====== SUPPLIED DATA
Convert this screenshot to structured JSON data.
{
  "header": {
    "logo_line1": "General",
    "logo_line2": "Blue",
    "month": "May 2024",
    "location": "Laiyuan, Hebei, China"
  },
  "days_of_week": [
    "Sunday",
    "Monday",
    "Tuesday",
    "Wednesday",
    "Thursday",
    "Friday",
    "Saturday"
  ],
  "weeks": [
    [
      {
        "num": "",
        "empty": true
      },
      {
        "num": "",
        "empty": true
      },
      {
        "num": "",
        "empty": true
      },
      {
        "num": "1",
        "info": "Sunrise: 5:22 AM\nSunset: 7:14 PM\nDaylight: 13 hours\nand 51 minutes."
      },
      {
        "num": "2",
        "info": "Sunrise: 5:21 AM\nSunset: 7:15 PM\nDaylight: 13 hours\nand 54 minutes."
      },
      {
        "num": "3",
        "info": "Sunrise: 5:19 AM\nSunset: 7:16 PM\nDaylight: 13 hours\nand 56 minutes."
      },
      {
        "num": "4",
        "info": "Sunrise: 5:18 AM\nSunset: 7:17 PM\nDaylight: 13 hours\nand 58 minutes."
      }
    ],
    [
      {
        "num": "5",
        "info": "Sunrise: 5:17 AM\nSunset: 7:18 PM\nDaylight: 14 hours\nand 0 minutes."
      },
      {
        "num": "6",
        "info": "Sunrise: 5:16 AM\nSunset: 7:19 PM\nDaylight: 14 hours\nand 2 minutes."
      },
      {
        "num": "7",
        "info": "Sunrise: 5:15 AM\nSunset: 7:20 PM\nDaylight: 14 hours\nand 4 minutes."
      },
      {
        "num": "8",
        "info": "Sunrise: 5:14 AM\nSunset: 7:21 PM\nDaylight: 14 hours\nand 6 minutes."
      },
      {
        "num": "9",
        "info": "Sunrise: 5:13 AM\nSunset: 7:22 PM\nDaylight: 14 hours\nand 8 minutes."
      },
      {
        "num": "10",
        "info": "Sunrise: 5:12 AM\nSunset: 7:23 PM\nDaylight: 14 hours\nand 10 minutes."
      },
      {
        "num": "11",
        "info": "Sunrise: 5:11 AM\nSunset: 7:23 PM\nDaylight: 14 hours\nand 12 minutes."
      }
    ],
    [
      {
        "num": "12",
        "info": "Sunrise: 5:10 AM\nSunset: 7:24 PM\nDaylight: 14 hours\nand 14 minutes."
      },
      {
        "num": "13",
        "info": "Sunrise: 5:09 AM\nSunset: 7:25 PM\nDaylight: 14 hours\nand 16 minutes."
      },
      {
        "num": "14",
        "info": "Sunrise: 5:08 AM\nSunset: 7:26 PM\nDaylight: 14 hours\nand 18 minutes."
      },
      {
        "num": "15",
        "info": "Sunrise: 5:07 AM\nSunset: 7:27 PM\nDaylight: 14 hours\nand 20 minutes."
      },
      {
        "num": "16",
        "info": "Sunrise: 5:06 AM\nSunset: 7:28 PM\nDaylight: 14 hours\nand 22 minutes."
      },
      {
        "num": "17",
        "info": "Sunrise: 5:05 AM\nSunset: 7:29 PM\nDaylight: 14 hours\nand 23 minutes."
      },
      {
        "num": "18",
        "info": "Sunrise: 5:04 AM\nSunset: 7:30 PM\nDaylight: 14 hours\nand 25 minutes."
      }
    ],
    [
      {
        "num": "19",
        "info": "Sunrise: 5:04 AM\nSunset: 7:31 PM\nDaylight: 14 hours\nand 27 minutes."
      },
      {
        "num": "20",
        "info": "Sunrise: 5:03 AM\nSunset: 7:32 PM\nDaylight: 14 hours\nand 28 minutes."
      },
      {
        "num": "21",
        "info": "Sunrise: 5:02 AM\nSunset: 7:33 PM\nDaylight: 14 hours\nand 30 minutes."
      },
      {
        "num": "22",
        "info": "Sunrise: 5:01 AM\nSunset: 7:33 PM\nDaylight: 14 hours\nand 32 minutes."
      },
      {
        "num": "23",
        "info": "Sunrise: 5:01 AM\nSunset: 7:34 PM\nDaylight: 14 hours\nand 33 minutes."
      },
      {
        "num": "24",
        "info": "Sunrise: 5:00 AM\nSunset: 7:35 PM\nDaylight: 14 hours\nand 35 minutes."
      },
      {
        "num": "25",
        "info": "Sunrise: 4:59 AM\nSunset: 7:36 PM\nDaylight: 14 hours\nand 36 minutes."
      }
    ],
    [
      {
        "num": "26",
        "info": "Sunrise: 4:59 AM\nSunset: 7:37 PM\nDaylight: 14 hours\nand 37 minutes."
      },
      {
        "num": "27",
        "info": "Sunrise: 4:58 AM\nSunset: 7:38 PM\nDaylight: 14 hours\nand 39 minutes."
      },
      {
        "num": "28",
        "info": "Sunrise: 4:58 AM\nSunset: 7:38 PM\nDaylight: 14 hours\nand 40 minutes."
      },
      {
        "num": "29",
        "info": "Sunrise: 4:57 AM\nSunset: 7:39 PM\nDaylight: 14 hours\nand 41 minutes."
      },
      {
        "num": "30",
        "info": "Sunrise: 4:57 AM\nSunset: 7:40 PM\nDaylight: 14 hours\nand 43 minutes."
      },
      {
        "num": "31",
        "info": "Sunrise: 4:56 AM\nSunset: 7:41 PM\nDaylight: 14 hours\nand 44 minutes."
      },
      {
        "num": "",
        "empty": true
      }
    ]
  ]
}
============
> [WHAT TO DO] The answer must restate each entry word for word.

> [EXERCISE ANSWER]
Convert this screenshot to structured JSON data.
{
  "header": {
    "logo_line1": "General",
    "logo_line2": "Blue",
    "month": "May 2024",
    "location": "Laiyuan, Hebei, China"
  },
  "days_of_week": [
    "Sunday",
    "Monday",
    "Tuesday",
    "Wednesday",
    "Thursday",
    "Friday",
    "Saturday"
  ],
  "weeks": [
    [
      {
        "num": "",
        "empty": true
      },
      {
        "num": "",
        "empty": true
      },
      {
        "num": "",
        "empty": true
      },
      {
        "num": "1",
        "info": "Sunrise: 5:22 AM\nSunset: 7:14 PM\nDaylight: 13 hours\nand 51 minutes."
      },
      {
        "num": "2",
        "info": "Sunrise: 5:21 AM\nSunset: 7:15 PM\nDaylight: 13 hours\nand 54 minutes."
      },
      {
        "num": "3",
        "info": "Sunrise: 5:19 AM\nSunset: 7:16 PM\nDaylight: 13 hours\nand 56 minutes."
      },
      {
        "num": "4",
        "info": "Sunrise: 5:18 AM\nSunset: 7:17 PM\nDaylight: 13 hours\nand 58 minutes."
      }
    ],
    [
      {
        "num": "5",
        "info": "Sunrise: 5:17 AM\nSunset: 7:18 PM\nDaylight: 14 hours\nand 0 minutes."
      },
      {
        "num": "6",
        "info": "Sunrise: 5:16 AM\nSunset: 7:19 PM\nDaylight: 14 hours\nand 2 minutes."
      },
      {
        "num": "7",
        "info": "Sunrise: 5:15 AM\nSunset: 7:20 PM\nDaylight: 14 hours\nand 4 minutes."
      },
      {
        "num": "8",
        "info": "Sunrise: 5:14 AM\nSunset: 7:21 PM\nDaylight: 14 hours\nand 6 minutes."
      },
      {
        "num": "9",
        "info": "Sunrise: 5:13 AM\nSunset: 7:22 PM\nDaylight: 14 hours\nand 8 minutes."
      },
      {
        "num": "10",
        "info": "Sunrise: 5:12 AM\nSunset: 7:23 PM\nDaylight: 14 hours\nand 10 minutes."
      },
      {
        "num": "11",
        "info": "Sunrise: 5:11 AM\nSunset: 7:23 PM\nDaylight: 14 hours\nand 12 minutes."
      }
    ],
    [
      {
        "num": "12",
        "info": "Sunrise: 5:10 AM\nSunset: 7:24 PM\nDaylight: 14 hours\nand 14 minutes."
      },
      {
        "num": "13",
        "info": "Sunrise: 5:09 AM\nSunset: 7:25 PM\nDaylight: 14 hours\nand 16 minutes."
      },
      {
        "num": "14",
        "info": "Sunrise: 5:08 AM\nSunset: 7:26 PM\nDaylight: 14 hours\nand 18 minutes."
      },
      {
        "num": "15",
        "info": "Sunrise: 5:07 AM\nSunset: 7:27 PM\nDaylight: 14 hours\nand 20 minutes."
      },
      {
        "num": "16",
        "info": "Sunrise: 5:06 AM\nSunset: 7:28 PM\nDaylight: 14 hours\nand 22 minutes."
      },
      {
        "num": "17",
        "info": "Sunrise: 5:05 AM\nSunset: 7:29 PM\nDaylight: 14 hours\nand 23 minutes."
      },
      {
        "num": "18",
        "info": "Sunrise: 5:04 AM\nSunset: 7:30 PM\nDaylight: 14 hours\nand 25 minutes."
      }
    ],
    [
      {
        "num": "19",
        "info": "Sunrise: 5:04 AM\nSunset: 7:31 PM\nDaylight: 14 hours\nand 27 minutes."
      },
      {
        "num": "20",
        "info": "Sunrise: 5:03 AM\nSunset: 7:32 PM\nDaylight: 14 hours\nand 28 minutes."
      },
      {
        "num": "21",
        "info": "Sunrise: 5:02 AM\nSunset: 7:33 PM\nDaylight: 14 hours\nand 30 minutes."
      },
      {
        "num": "22",
        "info": "Sunrise: 5:01 AM\nSunset: 7:33 PM\nDaylight: 14 hours\nand 32 minutes."
      },
      {
        "num": "23",
        "info": "Sunrise: 5:01 AM\nSunset: 7:34 PM\nDaylight: 14 hours\nand 33 minutes."
      },
      {
        "num": "24",
        "info": "Sunrise: 5:00 AM\nSunset: 7:35 PM\nDaylight: 14 hours\nand 35 minutes."
      },
      {
        "num": "25",
        "info": "Sunrise: 4:59 AM\nSunset: 7:36 PM\nDaylight: 14 hours\nand 36 minutes."
      }
    ],
    [
      {
        "num": "26",
        "info": "Sunrise: 4:59 AM\nSunset: 7:37 PM\nDaylight: 14 hours\nand 37 minutes."
      },
      {
        "num": "27",
        "info": "Sunrise: 4:58 AM\nSunset: 7:38 PM\nDaylight: 14 hours\nand 39 minutes."
      },
      {
        "num": "28",
        "info": "Sunrise: 4:58 AM\nSunset: 7:38 PM\nDaylight: 14 hours\nand 40 minutes."
      },
      {
        "num": "29",
        "info": "Sunrise: 4:57 AM\nSunset: 7:39 PM\nDaylight: 14 hours\nand 41 minutes."
      },
      {
        "num": "30",
        "info": "Sunrise: 4:57 AM\nSunset: 7:40 PM\nDaylight: 14 hours\nand 43 minutes."
      },
      {
        "num": "31",
        "info": "Sunrise: 4:56 AM\nSunset: 7:41 PM\nDaylight: 14 hours\nand 44 minutes."
      },
      {
        "num": "",
        "empty": true
      }
    ]
  ]
}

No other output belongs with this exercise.